Bin Laden was reportedly shot in the head and chest in the operation.
Lawmakers are not being allowed to take away copies, in keeping with President Obama’s decision to withhold the photos from the public. Civil liberties advocates have criticized the decision, arguing that it amounts to censorship.
Administration officials and some security experts have said the release of the photos would needlessly incite violence in some parts of the world while doing nothing to convince doubters.
Bachmann said she would support a public release of the DNA match to the public.
“While these photos provide certainty of bin Laden’s identity," Bachmann said, "I also believe the best evidence of bin Laden’s identity is found through the release of the terrorist’s DNA match."

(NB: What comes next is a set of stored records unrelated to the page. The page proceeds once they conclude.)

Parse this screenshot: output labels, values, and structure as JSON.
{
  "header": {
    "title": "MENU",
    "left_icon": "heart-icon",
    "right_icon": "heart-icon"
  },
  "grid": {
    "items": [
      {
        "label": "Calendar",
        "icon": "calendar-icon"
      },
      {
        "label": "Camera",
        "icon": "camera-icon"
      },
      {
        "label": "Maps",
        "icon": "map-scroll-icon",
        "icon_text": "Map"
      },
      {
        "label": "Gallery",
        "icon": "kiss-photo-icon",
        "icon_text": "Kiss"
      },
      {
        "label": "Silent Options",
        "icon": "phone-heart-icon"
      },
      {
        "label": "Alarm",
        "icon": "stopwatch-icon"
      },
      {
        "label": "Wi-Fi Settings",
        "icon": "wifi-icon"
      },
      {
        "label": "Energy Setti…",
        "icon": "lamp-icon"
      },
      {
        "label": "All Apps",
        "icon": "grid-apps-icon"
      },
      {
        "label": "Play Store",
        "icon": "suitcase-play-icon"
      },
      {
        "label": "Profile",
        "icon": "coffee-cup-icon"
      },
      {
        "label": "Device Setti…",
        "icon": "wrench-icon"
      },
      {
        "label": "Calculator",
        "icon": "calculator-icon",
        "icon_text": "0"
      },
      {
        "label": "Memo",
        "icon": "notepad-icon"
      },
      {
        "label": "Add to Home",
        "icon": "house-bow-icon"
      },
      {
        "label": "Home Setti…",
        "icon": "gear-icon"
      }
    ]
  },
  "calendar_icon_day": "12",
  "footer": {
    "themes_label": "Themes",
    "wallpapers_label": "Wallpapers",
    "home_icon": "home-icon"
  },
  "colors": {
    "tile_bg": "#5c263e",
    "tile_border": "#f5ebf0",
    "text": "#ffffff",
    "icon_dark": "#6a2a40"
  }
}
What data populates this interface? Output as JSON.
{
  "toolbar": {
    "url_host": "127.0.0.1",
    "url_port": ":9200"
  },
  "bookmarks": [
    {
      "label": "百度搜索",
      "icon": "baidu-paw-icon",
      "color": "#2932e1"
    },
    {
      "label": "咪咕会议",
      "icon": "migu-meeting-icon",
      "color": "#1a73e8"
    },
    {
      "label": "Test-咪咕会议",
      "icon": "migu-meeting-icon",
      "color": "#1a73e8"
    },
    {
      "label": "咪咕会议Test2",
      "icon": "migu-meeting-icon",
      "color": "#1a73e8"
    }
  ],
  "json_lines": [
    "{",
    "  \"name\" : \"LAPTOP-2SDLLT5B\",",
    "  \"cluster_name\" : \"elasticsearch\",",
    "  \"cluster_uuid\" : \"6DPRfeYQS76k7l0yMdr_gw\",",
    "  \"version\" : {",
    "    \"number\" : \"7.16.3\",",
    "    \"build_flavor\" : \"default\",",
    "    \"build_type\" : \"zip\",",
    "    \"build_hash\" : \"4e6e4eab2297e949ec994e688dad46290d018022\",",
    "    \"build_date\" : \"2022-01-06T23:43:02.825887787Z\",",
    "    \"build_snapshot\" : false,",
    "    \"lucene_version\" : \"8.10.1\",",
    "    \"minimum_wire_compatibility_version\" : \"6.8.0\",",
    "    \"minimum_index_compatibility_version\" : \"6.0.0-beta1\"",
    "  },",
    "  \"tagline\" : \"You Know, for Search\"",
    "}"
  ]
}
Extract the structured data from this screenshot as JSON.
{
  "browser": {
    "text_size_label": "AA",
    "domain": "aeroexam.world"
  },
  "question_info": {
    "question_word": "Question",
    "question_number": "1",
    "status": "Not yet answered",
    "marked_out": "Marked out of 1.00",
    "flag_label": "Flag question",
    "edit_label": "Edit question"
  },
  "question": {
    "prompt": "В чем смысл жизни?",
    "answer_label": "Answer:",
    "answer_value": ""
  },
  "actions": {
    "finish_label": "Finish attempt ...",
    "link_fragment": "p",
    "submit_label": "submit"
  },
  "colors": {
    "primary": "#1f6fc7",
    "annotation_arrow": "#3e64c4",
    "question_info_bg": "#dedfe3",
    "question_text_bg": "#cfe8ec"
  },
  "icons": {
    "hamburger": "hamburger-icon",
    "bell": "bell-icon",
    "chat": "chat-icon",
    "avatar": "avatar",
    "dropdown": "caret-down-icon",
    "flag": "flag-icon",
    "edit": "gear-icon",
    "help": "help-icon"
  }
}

She also added in a statement: "Going forward, I urge our intelligence sectors and the United States military to remain vigilant against terror as they continue to fulfill the government’s Constitutional role to provide for the common defense of its citizens.”
More from Star Tribune
More From Hot Dish Politics
The governor said he would advise the Trump administration against using Guard troops in Minnesota, if ordered.
The bill extends the bonding authority of the state's Rural Finance Authority.
Rep. Ellison sews up DNC delegates in five states
The letter, signed by lawmakers, lobbyists and prominent DFL activists, makes the case that the DFL is on the precipice of what it calls a disaster -- becoming Wisconsin.
The bill would subject the Legislature to provisions of the state public records law from which it is currently exempt.